Could you repeat every record exactly as it appears?

START Records to process

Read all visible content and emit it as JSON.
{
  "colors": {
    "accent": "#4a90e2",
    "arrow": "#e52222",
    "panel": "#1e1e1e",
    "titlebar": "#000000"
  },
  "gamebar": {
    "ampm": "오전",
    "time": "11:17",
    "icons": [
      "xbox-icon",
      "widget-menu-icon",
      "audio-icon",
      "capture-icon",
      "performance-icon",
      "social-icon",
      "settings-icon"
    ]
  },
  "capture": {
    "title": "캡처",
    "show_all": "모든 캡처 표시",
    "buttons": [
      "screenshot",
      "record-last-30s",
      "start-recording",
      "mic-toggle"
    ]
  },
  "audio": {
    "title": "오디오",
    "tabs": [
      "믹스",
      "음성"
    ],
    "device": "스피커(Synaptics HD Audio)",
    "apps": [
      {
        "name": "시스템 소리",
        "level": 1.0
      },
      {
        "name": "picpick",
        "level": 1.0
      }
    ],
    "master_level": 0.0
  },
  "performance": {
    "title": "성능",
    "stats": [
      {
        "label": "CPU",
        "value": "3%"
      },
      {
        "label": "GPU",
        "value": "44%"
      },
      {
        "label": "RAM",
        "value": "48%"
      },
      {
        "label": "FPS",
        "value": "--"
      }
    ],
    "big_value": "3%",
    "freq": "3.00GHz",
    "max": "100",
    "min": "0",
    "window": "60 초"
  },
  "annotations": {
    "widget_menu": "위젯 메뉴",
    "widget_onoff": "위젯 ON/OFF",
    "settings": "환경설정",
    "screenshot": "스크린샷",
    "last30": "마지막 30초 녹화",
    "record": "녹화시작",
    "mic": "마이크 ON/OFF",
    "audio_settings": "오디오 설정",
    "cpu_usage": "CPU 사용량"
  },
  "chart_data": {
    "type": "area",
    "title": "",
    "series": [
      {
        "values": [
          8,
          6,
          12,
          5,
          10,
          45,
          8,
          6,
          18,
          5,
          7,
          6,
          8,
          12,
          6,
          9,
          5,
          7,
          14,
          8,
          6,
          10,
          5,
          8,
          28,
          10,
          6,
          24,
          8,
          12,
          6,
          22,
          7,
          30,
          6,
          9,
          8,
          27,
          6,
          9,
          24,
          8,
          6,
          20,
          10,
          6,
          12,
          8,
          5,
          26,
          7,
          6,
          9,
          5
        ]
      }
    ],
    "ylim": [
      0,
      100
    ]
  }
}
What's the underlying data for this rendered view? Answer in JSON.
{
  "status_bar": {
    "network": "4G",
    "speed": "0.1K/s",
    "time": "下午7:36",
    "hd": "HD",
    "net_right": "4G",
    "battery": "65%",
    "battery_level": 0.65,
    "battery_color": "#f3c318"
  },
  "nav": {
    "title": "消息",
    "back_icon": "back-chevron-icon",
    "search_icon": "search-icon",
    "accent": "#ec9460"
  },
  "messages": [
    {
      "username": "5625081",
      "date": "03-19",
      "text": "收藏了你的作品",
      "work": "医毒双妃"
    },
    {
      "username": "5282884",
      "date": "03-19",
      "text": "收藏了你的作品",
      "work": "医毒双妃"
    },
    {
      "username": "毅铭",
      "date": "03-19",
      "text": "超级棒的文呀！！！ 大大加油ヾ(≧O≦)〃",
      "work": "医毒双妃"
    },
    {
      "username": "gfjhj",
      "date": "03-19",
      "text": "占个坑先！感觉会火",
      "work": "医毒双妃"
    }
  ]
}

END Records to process

* _Answer space_:
Read all visible content and emit it as JSON.
{
  "colors": {
    "accent": "#4a90e2",
    "arrow": "#e52222",
    "panel": "#1e1e1e",
    "titlebar": "#000000"
  },
  "gamebar": {
    "ampm": "오전",
    "time": "11:17",
    "icons": [
      "xbox-icon",
      "widget-menu-icon",
      "audio-icon",
      "capture-icon",
      "performance-icon",
      "social-icon",
      "settings-icon"
    ]
  },
  "capture": {
    "title": "캡처",
    "show_all": "모든 캡처 표시",
    "buttons": [
      "screenshot",
      "record-last-30s",
      "start-recording",
      "mic-toggle"
    ]
  },
  "audio": {
    "title": "오디오",
    "tabs": [
      "믹스",
      "음성"
    ],
    "device": "스피커(Synaptics HD Audio)",
    "apps": [
      {
        "name": "시스템 소리",
        "level": 1.0
      },
      {
        "name": "picpick",
        "level": 1.0
      }
    ],
    "master_level": 0.0
  },
  "performance": {
    "title": "성능",
    "stats": [
      {
        "label": "CPU",
        "value": "3%"
      },
      {
        "label": "GPU",
        "value": "44%"
      },
      {
        "label": "RAM",
        "value": "48%"
      },
      {
        "label": "FPS",
        "value": "--"
      }
    ],
    "big_value": "3%",
    "freq": "3.00GHz",
    "max": "100",
    "min": "0",
    "window": "60 초"
  },
  "annotations": {
    "widget_menu": "위젯 메뉴",
    "widget_onoff": "위젯 ON/OFF",
    "settings": "환경설정",
    "screenshot": "스크린샷",
    "last30": "마지막 30초 녹화",
    "record": "녹화시작",
    "mic": "마이크 ON/OFF",
    "audio_settings": "오디오 설정",
    "cpu_usage": "CPU 사용량"
  },
  "chart_data": {
    "type": "area",
    "title": "",
    "series": [
      {
        "values": [
          8,
          6,
          12,
          5,
          10,
          45,
          8,
          6,
          18,
          5,
          7,
          6,
          8,
          12,
          6,
          9,
          5,
          7,
          14,
          8,
          6,
          10,
          5,
          8,
          28,
          10,
          6,
          24,
          8,
          12,
          6,
          22,
          7,
          30,
          6,
          9,
          8,
          27,
          6,
          9,
          24,
          8,
          6,
          20,
          10,
          6,
          12,
          8,
          5,
          26,
          7,
          6,
          9,
          5
        ]
      }
    ],
    "ylim": [
      0,
      100
    ]
  }
}
What's the underlying data for this rendered view? Answer in JSON.
{
  "status_bar": {
    "network": "4G",
    "speed": "0.1K/s",
    "time": "下午7:36",
    "hd": "HD",
    "net_right": "4G",
    "battery": "65%",
    "battery_level": 0.65,
    "battery_color": "#f3c318"
  },
  "nav": {
    "title": "消息",
    "back_icon": "back-chevron-icon",
    "search_icon": "search-icon",
    "accent": "#ec9460"
  },
  "messages": [
    {
      "username": "5625081",
      "date": "03-19",
      "text": "收藏了你的作品",
      "work": "医毒双妃"
    },
    {
      "username": "5282884",
      "date": "03-19",
      "text": "收藏了你的作品",
      "work": "医毒双妃"
    },
    {
      "username": "毅铭",
      "date": "03-19",
      "text": "超级棒的文呀！！！ 大大加油ヾ(≧O≦)〃",
      "work": "医毒双妃"
    },
    {
      "username": "gfjhj",
      "date": "03-19",
      "text": "占个坑先！感觉会火",
      "work": "医毒双妃"
    }
  ]
}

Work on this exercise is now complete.